Despite the "gimmicky" label slapped on this style of play, it has worked with great success in the SEC.
In 2010, Auburn featured quarterback Cam Newton in a spread offense that went 13-0. Auburn would go on to play Oregon in the 2010 BCS championship and won 22-19. Both Oregon and Auburn looked evenly matched, and the game's outcome wasn't determined until Auburn's Wes Byrum made a 19-yard field goal as time expired.
Speed—and an accurate kicker—kills in both the SEC and the Pac-12.
Oregon looks like a team that could beat an elite SEC team. The Ducks have grown a lot in the past two years and appear much more comfortable on both defense and offense. The team is almost on autopilot. And if one Pac-12 team was selected as the best bet to give SEC teams the most problems, Oregon would appear to be that team.
But not so fast.
Stanford runs an offense that is mostly a pro set (Power I, two tight ends). Notre Dame runs both of those offenses and the spread, while Alabama runs the two tight ends as well as the three wides.
Stanford, like Alabama, wins games based on great defense and excellent play from both sides of its lines—power football. Alabama, however, didn't have too much of a problem beating Notre Dame in the 2012 BCS title game. The Irish lost because of an overmatched defense and the inability to establish the run.
Would Stanford have the same results against an Alabama-type team?
Stanford's defense appears to be more stout than Notre Dame's against the run; the Cardinal only gave up an average of 97 yards per game in 2012. Stanford also has an X-factor. Quarterback Kevin Hogan has wheels and can run well with the ball, so Stanford has the ability to run both a pro set as well as a spread-option offense.
While Stanford would give Alabama an excellent game, what really makes the Cardinal special is one man.
Shaw is simply brilliant. Despite nabbing Pac-12 Coach of the Year honors for two consecutive years, he still doesn't seem to get the respect he deserves. In all sports, there are certain coaches you just don't bet against. Urban Meyer, Rick Pitino, Bill Belichick, Phil Jackson and Nick Saban are proven winners. So is David Shaw. But we're not quite sure about Mark Helfrich.

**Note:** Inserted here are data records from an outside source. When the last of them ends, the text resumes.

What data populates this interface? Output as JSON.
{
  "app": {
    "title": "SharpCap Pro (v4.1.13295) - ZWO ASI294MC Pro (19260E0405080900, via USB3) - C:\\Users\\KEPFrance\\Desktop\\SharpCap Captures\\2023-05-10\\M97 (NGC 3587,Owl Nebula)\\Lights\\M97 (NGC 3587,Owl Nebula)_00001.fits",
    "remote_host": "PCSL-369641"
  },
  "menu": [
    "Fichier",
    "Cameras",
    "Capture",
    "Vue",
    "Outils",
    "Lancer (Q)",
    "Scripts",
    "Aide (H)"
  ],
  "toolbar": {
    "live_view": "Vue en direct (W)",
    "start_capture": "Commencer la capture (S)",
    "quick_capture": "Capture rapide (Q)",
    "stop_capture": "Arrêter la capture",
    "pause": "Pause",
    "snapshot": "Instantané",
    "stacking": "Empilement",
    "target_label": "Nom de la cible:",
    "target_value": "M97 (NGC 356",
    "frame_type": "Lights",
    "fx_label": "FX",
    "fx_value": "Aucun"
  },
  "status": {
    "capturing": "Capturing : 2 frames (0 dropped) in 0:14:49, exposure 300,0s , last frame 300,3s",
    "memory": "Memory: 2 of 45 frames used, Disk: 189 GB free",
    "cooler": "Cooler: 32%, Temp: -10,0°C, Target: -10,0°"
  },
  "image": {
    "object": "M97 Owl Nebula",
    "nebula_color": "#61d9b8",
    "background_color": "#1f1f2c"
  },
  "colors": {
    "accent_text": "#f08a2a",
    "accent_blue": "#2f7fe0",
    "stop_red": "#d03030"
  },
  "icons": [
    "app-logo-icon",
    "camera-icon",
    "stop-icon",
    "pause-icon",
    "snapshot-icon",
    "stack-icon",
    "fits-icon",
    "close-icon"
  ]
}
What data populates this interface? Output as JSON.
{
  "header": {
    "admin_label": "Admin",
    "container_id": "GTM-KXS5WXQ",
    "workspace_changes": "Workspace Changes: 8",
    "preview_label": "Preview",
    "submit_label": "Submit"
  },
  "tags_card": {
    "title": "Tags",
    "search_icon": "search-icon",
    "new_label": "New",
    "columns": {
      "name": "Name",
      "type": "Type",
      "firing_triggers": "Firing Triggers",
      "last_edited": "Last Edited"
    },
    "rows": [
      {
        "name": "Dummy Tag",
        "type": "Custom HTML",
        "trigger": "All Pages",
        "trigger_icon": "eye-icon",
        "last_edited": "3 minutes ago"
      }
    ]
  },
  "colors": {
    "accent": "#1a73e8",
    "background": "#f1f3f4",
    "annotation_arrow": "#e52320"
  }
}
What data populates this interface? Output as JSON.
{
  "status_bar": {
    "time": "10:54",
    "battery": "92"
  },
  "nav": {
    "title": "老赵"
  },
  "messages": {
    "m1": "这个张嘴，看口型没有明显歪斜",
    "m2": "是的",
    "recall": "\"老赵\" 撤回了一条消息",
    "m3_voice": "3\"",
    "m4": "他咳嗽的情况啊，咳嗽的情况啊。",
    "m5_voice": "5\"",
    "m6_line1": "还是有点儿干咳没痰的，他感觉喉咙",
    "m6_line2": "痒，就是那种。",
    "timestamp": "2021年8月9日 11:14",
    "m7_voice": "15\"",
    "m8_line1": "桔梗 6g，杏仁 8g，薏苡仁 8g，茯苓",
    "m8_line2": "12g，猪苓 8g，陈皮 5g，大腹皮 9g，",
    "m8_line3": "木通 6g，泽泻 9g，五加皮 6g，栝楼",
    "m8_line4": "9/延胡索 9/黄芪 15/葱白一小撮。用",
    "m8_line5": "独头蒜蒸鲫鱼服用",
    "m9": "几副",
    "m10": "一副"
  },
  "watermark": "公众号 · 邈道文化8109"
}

Which Pac-12 team has best chance to beat the SEC's best team?
He's never been a head coach. Yes, he was Chip Kelly's offensive coordinator, but Kelly called the plays. So what we have is a relatively unknown coach at a great football program loaded with talent. That sounds like a good bet.
We also have a great coach coaching a great football program loaded with talent.
It's a tough choice, but I'm going with Stanford to be that one team that can dethrone the SEC.
And as tough as it is to admit, Stanford's semi-marching band and Tree would probably fit right in with those crazy, lovable SEC fans.